I’m crouching on the ground in our outdoors kitchen, the one that Netty has been teaching me Thai cooking technique all week. In front of me, a bowl and miniature club, something out of the stone ages and probably the most important utensil in any Thai kitchen.
The mortar and pestile has been used by cooks since 1500 BCE and because of the simplicity of its design, has hardly changed at all. It’s used to grind fresh herbs into a sort-of paste, but in Thailand, it can also be a bragging right.
As the folklore is told to me by numerous Thai women, the Paleolithic utensil has always been a way of drawing a man’s attention. When women would bang away with with the pestle, men nearby would be lured in by the pounding. Surely, something must be cooking! And of course, as in most cultures, what better way to a man’s heart than through food?
The idea is pretty comical considering how ridiculous I looked squatting there, looking like I was about to take a pee. I balanced myself on my toes, hovering above the stone bowl and 5 pound club, trying not to tip over. I hack away at the ingredients while peppercorns come flying out of the bowl. It’s a glimpse right into the stone ages, although I’m sure they weren’t making curry dishes.
Mostly what goes in the mortar is chili peppers, garlic, tai sheesh (a funky smelling fish paste), peppercorn and other spices purchased within days at the local market.
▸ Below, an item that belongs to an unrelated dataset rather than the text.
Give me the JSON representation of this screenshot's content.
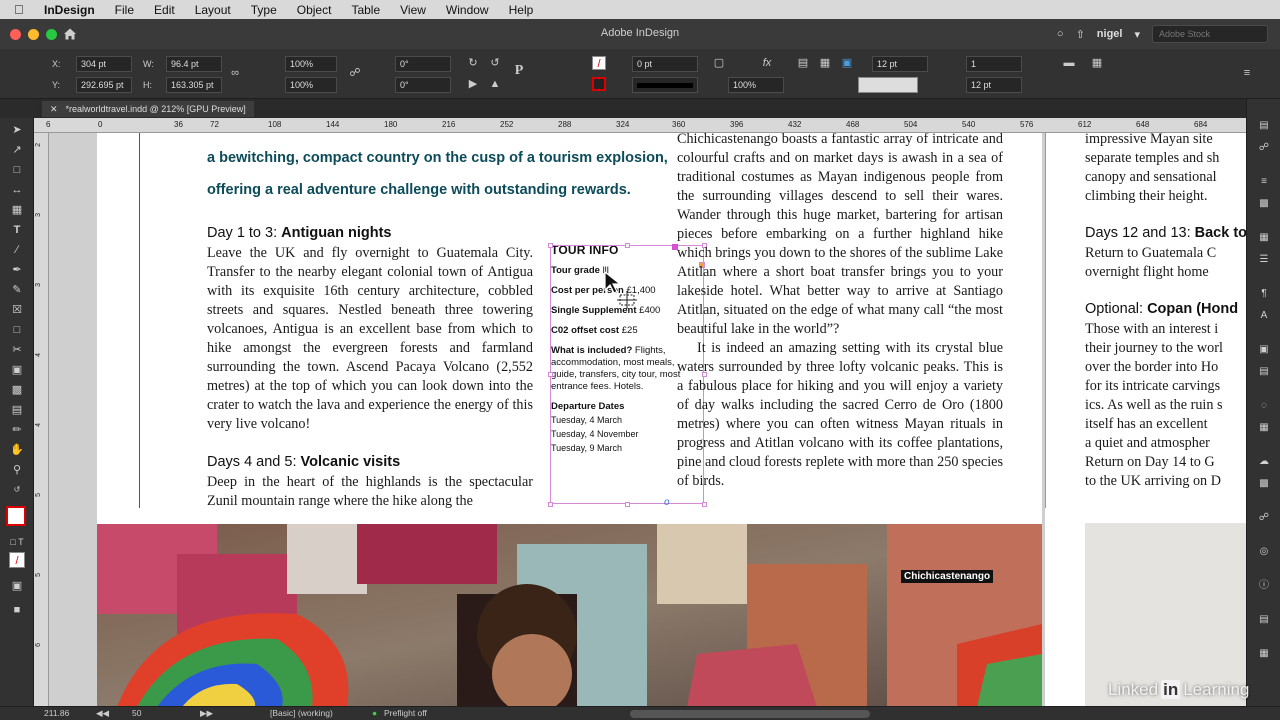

The taste is truly more bold this way, and much more fun than dashing prepackages McCormick’s into a recipe.
So far, I haven’t had any boys checking to see who the new cook is in town. Then again, I haven’t been able to break all the ingredients up into a fluid paste! If anything else, it’s a great upper arm workout and way to bring the most flavor you can to a dish.